Gateway for increased interface flexibility; and several security
The company also introduced two new computed radiography (CR)
digitizers: the CR 75.0, a high-throughput CR system for
centralized CR environments, and CR 25.0, a multiapplication
digitizer for a decentralized environment (Figure 6).
According to the company, the CR 75.0 is a high-speed multiuser
digitizer, which features a drop-and-go buffer designed to
eliminate waiting times and allow for a continuous workflow.
The company calls the CR 25.0 a fast, highly versatile,
small-footprint digitizer. Designed to complement existing
centralized CR systems, the CR 25.0 can be used inside the X-ray
room and is suitable for a mobile environment as well.
A fully integrated CR User Station is available for both CR 75.0
and CR 25.0 digitizers. Both systems also offer 3 different
resolution modes with a standard resolution of 6 pixels/mm that can
be increased to 10 pixels/mm and a maximum resolution of 20
pixels/mm available for specific applications.
"This new technology platform allows us to provide increased,
homogeneous application range throughout the entire Agfa range of
CR systems, to tailor specific CR solutions to different and new
imaging environments, and to address the increasing needs to be

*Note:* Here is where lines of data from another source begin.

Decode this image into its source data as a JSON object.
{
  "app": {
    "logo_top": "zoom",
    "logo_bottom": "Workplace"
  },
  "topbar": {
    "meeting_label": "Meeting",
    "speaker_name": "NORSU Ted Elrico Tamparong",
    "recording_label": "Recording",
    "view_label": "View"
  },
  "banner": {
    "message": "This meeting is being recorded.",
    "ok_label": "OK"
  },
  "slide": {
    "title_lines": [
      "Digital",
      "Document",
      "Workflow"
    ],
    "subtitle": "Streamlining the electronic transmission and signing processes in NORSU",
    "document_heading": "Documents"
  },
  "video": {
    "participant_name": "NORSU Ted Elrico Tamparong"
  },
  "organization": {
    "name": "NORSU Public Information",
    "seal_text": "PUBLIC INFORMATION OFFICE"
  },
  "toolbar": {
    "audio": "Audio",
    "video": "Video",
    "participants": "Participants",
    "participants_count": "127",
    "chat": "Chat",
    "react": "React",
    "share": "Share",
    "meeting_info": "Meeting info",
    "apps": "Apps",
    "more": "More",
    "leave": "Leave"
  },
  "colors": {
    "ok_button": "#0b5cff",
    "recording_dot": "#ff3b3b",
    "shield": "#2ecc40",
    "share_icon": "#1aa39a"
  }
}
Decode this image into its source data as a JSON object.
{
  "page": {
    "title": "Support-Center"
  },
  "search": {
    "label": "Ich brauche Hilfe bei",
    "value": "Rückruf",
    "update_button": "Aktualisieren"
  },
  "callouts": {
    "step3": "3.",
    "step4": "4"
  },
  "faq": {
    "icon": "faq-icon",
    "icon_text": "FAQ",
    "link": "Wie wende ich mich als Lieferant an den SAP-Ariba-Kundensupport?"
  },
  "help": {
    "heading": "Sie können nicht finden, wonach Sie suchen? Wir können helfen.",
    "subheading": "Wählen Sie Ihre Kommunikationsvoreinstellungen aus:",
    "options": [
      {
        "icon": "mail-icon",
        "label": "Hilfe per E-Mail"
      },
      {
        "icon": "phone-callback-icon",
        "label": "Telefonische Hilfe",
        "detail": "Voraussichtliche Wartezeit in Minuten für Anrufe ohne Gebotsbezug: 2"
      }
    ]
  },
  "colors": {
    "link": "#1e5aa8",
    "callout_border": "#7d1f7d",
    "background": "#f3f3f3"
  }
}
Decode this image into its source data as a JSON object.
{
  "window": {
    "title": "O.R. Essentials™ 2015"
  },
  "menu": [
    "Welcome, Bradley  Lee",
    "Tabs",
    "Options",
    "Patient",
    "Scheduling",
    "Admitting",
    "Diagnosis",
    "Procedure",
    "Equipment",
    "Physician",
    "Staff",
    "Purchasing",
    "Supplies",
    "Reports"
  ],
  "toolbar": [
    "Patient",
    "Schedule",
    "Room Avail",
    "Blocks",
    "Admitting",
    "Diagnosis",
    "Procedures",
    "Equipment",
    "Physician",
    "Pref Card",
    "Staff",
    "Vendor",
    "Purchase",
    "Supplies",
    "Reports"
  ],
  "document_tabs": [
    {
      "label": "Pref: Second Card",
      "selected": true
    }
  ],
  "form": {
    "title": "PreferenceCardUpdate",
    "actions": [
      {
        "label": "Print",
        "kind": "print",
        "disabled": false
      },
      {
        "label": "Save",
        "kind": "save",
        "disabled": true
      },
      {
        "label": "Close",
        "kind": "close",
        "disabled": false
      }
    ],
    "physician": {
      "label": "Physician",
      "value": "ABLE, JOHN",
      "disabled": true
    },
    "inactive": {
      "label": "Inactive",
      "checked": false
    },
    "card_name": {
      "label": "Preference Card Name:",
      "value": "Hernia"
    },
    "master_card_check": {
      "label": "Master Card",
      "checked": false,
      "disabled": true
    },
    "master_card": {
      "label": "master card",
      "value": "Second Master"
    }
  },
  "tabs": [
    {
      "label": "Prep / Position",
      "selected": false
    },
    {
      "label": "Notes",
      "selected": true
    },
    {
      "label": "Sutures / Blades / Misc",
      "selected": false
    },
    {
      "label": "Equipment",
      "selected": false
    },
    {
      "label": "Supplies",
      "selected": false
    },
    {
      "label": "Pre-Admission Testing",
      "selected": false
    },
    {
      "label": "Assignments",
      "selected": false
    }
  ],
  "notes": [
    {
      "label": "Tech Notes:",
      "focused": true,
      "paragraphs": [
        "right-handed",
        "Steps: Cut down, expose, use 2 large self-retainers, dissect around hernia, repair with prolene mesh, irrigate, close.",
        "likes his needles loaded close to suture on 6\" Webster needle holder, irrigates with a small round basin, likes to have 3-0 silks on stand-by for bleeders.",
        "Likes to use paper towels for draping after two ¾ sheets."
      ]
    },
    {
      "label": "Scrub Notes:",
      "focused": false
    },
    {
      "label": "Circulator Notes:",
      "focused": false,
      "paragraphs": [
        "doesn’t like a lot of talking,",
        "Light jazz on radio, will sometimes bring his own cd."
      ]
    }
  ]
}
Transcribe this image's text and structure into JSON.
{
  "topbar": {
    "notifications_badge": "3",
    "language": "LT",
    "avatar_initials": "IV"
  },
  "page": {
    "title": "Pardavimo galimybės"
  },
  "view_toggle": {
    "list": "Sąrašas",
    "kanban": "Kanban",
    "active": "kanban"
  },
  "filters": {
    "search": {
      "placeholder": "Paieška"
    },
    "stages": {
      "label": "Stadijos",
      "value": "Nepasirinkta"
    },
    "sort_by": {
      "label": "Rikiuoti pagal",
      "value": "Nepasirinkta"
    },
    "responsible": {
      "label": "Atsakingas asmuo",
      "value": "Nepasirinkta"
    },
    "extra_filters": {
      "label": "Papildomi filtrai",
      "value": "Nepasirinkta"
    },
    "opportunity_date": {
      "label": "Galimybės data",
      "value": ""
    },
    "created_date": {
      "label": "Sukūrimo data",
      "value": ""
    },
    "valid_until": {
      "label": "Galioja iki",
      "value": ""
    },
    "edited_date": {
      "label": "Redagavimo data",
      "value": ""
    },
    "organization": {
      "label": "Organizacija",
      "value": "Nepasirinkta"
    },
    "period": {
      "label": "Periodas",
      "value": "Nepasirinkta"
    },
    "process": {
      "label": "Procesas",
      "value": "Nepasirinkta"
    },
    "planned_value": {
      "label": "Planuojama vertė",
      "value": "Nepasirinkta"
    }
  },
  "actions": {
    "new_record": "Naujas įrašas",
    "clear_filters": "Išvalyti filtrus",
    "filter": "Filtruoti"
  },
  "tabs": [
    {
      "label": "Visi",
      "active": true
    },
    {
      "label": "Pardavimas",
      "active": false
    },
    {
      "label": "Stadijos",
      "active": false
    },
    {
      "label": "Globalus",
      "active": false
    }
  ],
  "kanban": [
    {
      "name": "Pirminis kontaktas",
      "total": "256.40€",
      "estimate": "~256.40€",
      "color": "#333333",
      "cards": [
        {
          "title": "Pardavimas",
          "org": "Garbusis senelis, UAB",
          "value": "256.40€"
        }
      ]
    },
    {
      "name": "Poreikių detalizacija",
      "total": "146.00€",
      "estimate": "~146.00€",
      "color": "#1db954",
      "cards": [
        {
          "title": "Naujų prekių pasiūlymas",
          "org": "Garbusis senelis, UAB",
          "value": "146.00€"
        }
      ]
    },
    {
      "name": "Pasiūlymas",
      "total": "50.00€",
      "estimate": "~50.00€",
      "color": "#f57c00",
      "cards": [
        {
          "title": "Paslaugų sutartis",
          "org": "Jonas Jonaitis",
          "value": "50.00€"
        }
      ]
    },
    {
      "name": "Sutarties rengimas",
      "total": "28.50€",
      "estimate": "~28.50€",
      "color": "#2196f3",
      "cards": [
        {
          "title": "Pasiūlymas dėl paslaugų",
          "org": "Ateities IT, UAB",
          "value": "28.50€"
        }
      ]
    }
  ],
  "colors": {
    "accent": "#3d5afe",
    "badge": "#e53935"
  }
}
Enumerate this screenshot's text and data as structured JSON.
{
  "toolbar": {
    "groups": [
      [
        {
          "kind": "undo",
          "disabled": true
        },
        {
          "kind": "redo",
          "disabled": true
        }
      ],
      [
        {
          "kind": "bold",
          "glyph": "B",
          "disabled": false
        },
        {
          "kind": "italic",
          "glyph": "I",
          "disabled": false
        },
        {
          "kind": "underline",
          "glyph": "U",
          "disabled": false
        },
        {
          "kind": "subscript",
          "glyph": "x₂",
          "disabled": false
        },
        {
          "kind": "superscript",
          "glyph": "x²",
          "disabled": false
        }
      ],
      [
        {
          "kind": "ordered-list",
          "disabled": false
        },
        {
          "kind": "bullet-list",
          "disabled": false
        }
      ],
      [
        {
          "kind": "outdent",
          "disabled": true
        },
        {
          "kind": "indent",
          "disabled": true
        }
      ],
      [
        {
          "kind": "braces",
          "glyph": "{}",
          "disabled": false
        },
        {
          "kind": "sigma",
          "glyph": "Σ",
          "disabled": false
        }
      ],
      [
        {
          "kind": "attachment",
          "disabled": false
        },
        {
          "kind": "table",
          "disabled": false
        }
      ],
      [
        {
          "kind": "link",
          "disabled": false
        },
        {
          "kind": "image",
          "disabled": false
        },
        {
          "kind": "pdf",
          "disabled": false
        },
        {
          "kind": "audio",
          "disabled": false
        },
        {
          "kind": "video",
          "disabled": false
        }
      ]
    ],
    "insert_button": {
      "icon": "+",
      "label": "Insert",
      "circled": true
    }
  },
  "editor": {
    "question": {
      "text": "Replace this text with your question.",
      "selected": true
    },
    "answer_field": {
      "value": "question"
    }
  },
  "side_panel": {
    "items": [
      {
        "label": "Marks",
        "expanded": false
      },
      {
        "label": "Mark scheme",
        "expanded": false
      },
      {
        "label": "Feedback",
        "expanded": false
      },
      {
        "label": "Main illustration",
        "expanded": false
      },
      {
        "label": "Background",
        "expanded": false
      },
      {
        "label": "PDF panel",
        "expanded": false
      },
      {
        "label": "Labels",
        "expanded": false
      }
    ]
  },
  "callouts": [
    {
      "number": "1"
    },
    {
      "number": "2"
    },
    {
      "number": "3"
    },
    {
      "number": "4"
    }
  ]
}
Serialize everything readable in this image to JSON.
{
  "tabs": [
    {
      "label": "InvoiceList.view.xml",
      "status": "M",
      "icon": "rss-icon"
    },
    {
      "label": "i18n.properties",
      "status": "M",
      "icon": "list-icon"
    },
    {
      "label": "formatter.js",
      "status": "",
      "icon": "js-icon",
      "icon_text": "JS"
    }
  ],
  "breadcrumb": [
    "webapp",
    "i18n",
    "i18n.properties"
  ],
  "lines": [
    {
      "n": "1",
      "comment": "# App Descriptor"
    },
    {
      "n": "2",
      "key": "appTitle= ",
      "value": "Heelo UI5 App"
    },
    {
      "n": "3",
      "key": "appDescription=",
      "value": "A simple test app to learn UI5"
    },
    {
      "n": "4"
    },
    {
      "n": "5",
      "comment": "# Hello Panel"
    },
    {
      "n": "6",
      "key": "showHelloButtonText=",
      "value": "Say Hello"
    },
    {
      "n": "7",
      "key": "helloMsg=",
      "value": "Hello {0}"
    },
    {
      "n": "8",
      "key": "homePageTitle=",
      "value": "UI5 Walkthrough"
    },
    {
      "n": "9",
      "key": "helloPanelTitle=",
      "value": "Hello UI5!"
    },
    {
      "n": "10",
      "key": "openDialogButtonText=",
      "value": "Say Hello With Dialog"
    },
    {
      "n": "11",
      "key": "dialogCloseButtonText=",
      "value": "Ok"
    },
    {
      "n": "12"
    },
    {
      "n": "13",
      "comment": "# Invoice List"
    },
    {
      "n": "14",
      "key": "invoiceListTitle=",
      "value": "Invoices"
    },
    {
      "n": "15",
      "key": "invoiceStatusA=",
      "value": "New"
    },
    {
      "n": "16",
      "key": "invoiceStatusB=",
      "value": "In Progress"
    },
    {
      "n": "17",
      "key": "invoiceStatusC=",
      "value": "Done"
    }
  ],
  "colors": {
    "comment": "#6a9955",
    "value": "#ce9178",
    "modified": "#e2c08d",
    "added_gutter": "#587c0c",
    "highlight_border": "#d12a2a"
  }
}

closer to the patient point of care," said Iskandar Accaoui,
Business Manager Digital Radiography Solutions at Agfa.